Offline processing of memories induced by perceptual visual learning during subsequent wakefulness and sleep: A behavioral study.

A beneficial effect of sleep on coarse orientation discrimination is suggested and further studies are needed to characterize the neural correlates of this perceptual learning and the offline consolidation of perceptual memory.

Sleep is more than rest for plasticity in the human cortex.

The results indicate that sleep is more than a state of reduced stimulus interference, but that sleep-specific brain activity restores performance by actively refining cortical plasticity.

Sleep facilitates long-term face adaptation

It is shown that the integration of adaptation-dependent long-term shifts in neural function is facilitated by sleep, and a new function of sleep in cognition is revealed that is qualitatively different from the effects of reduced visual interference known as ‘storage’.



Dependence on REM sleep of overnight improvement of a perceptual skill.

Performance of a basic visual discrimination task improved after a normal night's sleep, indicating that a process of human memory consolidation, active during sleep, is strongly dependent on REM sleep.

Visual Discrimination Task Improvement: A Multi-Step Process Occurring During Sleep

The results suggest that, in the case of this visual discrimination task, both SWS and REM are required to consolidate experience-dependent neuronal changes into a form that supports improved task performance.

Early sleep triggers memory for early visual discrimination skills

It is suggested that procedural memory formation is prompted by slow-wave sleep-related processes, only after periods of early sleep have occurred and late REM sleep may promote memory formation at a second stage.

Visual discrimination learning requires sleep after training

Findings that subjects show no improvement when retested the same day as training demonstrates that sleep within 30 hours of training is absolutely required for improved performance.

The restorative effect of naps on perceptual deterioration

It is found that with repeated, within-day testing, perceptual thresholds actually increased progressively across the four test sessions, and performance deterioration was prevented.

The time course of learning a visual skill

Here it is conjecture that some types of perceptual experience trigger permanent neural changes in early processing stages of the adult visual system, which may take many hours to become functional.

Maintenance of alertness and performance by a brief nap after lunch under prior sleep deficit.

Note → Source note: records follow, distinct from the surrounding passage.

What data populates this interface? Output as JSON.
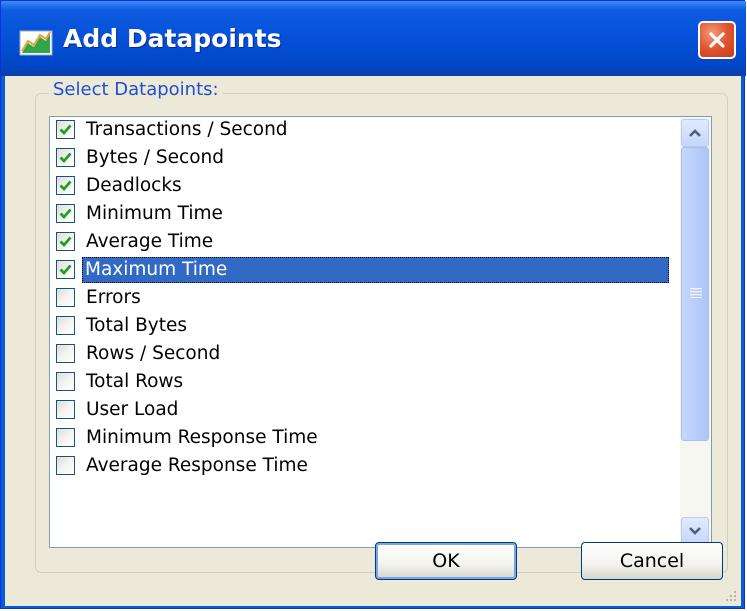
{
  "window": {
    "title": "Add Datapoints",
    "close_icon": "close-icon",
    "app_icon": "chart-icon"
  },
  "group": {
    "label": "Select Datapoints:"
  },
  "datapoints": [
    {
      "label": "Transactions / Second",
      "checked": true
    },
    {
      "label": "Bytes / Second",
      "checked": true
    },
    {
      "label": "Deadlocks",
      "checked": true
    },
    {
      "label": "Minimum Time",
      "checked": true
    },
    {
      "label": "Average Time",
      "checked": true
    },
    {
      "label": "Maximum Time",
      "checked": true,
      "selected": true
    },
    {
      "label": "Errors",
      "checked": false
    },
    {
      "label": "Total Bytes",
      "checked": false
    },
    {
      "label": "Rows / Second",
      "checked": false
    },
    {
      "label": "Total Rows",
      "checked": false
    },
    {
      "label": "User Load",
      "checked": false
    },
    {
      "label": "Minimum Response Time",
      "checked": false
    },
    {
      "label": "Average Response Time",
      "checked": false
    }
  ],
  "buttons": {
    "ok_label": "OK",
    "cancel_label": "Cancel"
  },
  "colors": {
    "titlebar": "#0450d8",
    "selection": "#316ac5",
    "checkmark": "#21a121",
    "group_label": "#1e4fd0"
  }
}
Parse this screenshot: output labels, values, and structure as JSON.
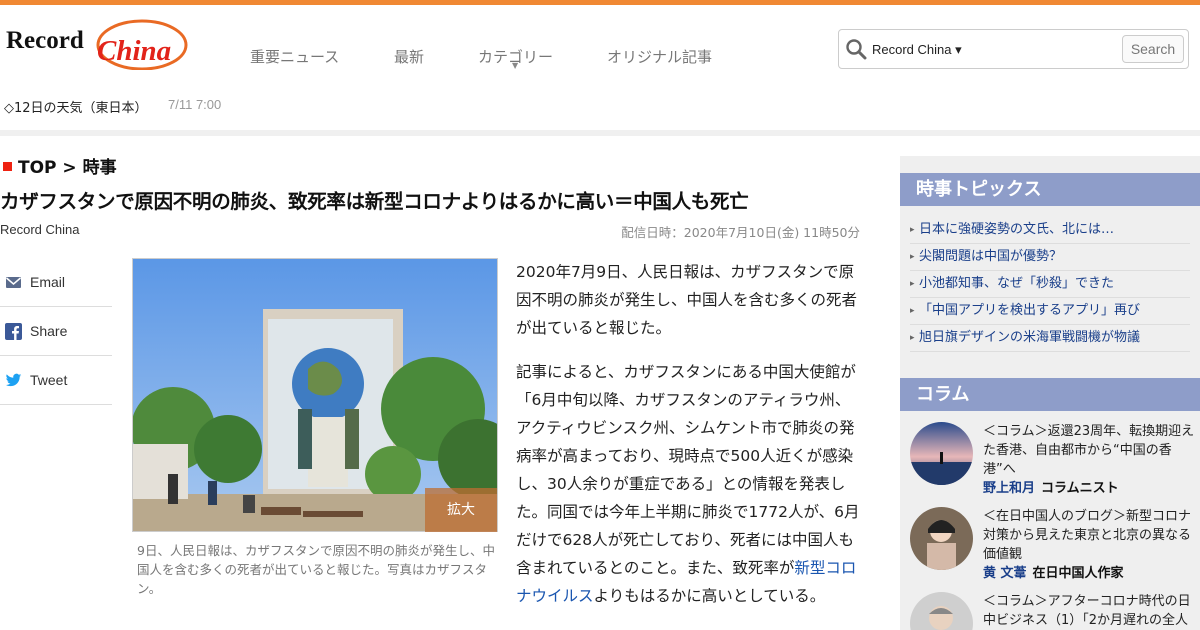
{
  "header": {
    "logo_text": "Record China",
    "nav": [
      "重要ニュース",
      "最新",
      "カテゴリー",
      "オリジナル記事"
    ],
    "search": {
      "scope": "Record China ▾",
      "button": "Search"
    },
    "ticker": {
      "text": "◇12日の天気（東日本）",
      "time": "7/11 7:00"
    }
  },
  "breadcrumb": {
    "top": "TOP",
    "sep": " > ",
    "section": "時事"
  },
  "article": {
    "title": "カザフスタンで原因不明の肺炎、致死率は新型コロナよりはるかに高い＝中国人も死亡",
    "source": "Record China",
    "published": "配信日時：2020年7月10日(金) 11時50分",
    "image_zoom_label": "拡大",
    "caption": "9日、人民日報は、カザフスタンで原因不明の肺炎が発生し、中国人を含む多くの死者が出ていると報じた。写真はカザフスタン。",
    "para1": "2020年7月9日、人民日報は、カザフスタンで原因不明の肺炎が発生し、中国人を含む多くの死者が出ていると報じた。",
    "para2_pre": "記事によると、カザフスタンにある中国大使館が「6月中旬以降、カザフスタンのアティラウ州、アクティウビンスク州、シムケント市で肺炎の発病率が高まっており、現時点で500人近くが感染し、30人余りが重症である」との情報を発表した。同国では今年上半期に肺炎で1772人が、6月だけで628人が死亡しており、死者には中国人も含まれているとのこと。また、致死率が",
    "para2_link": "新型コロナウイルス",
    "para2_post": "よりもはるかに高いとしている。"
  },
  "share": [
    {
      "label": "Email",
      "icon": "email-icon"
    },
    {
      "label": "Share",
      "icon": "facebook-icon"
    },
    {
      "label": "Tweet",
      "icon": "twitter-icon"
    }
  ],
  "sidebar": {
    "topics_title": "時事トピックス",
    "topics": [
      "日本に強硬姿勢の文氏、北には…",
      "尖閣問題は中国が優勢？",
      "小池都知事、なぜ「秒殺」できた",
      "「中国アプリを検出するアプリ」再び",
      "旭日旗デザインの米海軍戦闘機が物議"
    ],
    "column_title": "コラム",
    "columns": [
      {
        "title": "＜コラム＞返還23周年、転換期迎えた香港、自由都市から“中国の香港”へ",
        "author": "野上和月",
        "role": "コラムニスト"
      },
      {
        "title": "＜在日中国人のブログ＞新型コロナ対策から見えた東京と北京の異なる価値観",
        "author": "黄 文葦",
        "role": "在日中国人作家"
      },
      {
        "title": "＜コラム＞アフターコロナ時代の日中ビジネス（1）「2か月遅れの全人",
        "author": "",
        "role": ""
      }
    ]
  },
  "colors": {
    "accent_orange": "#f08833",
    "sidebar_header": "#8e9dc9",
    "link_blue": "#1a56b0"
  }
}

It is suggested that under prior sleep deficit, a 15-min nap during post-lunch rest maintains subsequent alertness, performance, and autonomic function following a short sleep the preceding night, particularly in the mid-afternoon.

Neuronal plasticity that underlies improvement in perceptual performance.

The link between neuronal plasticity and performance was explored by recording the responses of directionally selective neurons in the visual cortex while rhesus monkeys practiced a familiar task involving discrimination of motion direction, which suggests that improved psychophysical performance can result directly from increased neuronal sensitivity within a sensory pathway.

Greater plasticity in lower-level than higher-level visual motion processing in a passive perceptual learning task

Exposure to task-irrelevant motion improved sensitivity to the local motion directions within the stimulus, which are processed at low levels of the visual system, and this results indicate that when attentional influence is limited, lower-level motion processing is more receptive to long-term modification than higher- level motion processing in the visual cortex.

Where practice makes perfect in texture discrimination: evidence for primary visual cortex plasticity.

  • A. KarniD. Sagi
  • Biology, Psychology
    Proceedings of the National Academy of Sciences of the United States of America
  • 1991
This work reports remarkable long-term learning in a simple texture discrimination task where learning is specific for retinal input and suggests that learning involves experience-dependent changes at a level of the visual system where monocularity and the retinotopic organization of thevisual input are still retained and where different orientations are processed separately.